- Extracted entries -

_ _ _ _ _ _ _

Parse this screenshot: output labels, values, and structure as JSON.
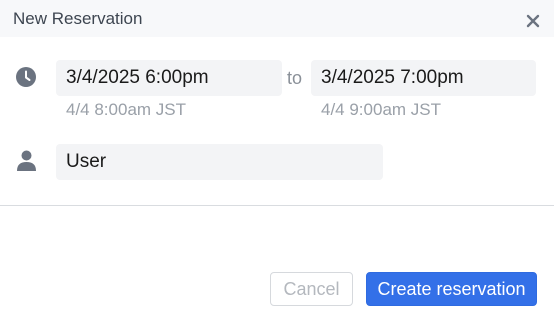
{
  "dialog": {
    "title": "New Reservation",
    "close_icon": "close-icon"
  },
  "time": {
    "icon": "clock-icon",
    "start_value": "3/4/2025 6:00pm",
    "start_sub": "4/4 8:00am JST",
    "separator": "to",
    "end_value": "3/4/2025 7:00pm",
    "end_sub": "4/4 9:00am JST"
  },
  "user": {
    "icon": "user-icon",
    "value": "User"
  },
  "actions": {
    "cancel_label": "Cancel",
    "create_label": "Create reservation"
  },
  "colors": {
    "primary": "#3370e8",
    "header_bg": "#f7f8fa",
    "field_bg": "#f3f4f6",
    "icon": "#6b7380"
  }
}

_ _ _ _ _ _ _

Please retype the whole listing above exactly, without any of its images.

- Exercise response -
Parse this screenshot: output labels, values, and structure as JSON.
{
  "dialog": {
    "title": "New Reservation",
    "close_icon": "close-icon"
  },
  "time": {
    "icon": "clock-icon",
    "start_value": "3/4/2025 6:00pm",
    "start_sub": "4/4 8:00am JST",
    "separator": "to",
    "end_value": "3/4/2025 7:00pm",
    "end_sub": "4/4 9:00am JST"
  },
  "user": {
    "icon": "user-icon",
    "value": "User"
  },
  "actions": {
    "cancel_label": "Cancel",
    "create_label": "Create reservation"
  },
  "colors": {
    "primary": "#3370e8",
    "header_bg": "#f7f8fa",
    "field_bg": "#f3f4f6",
    "icon": "#6b7380"
  }
}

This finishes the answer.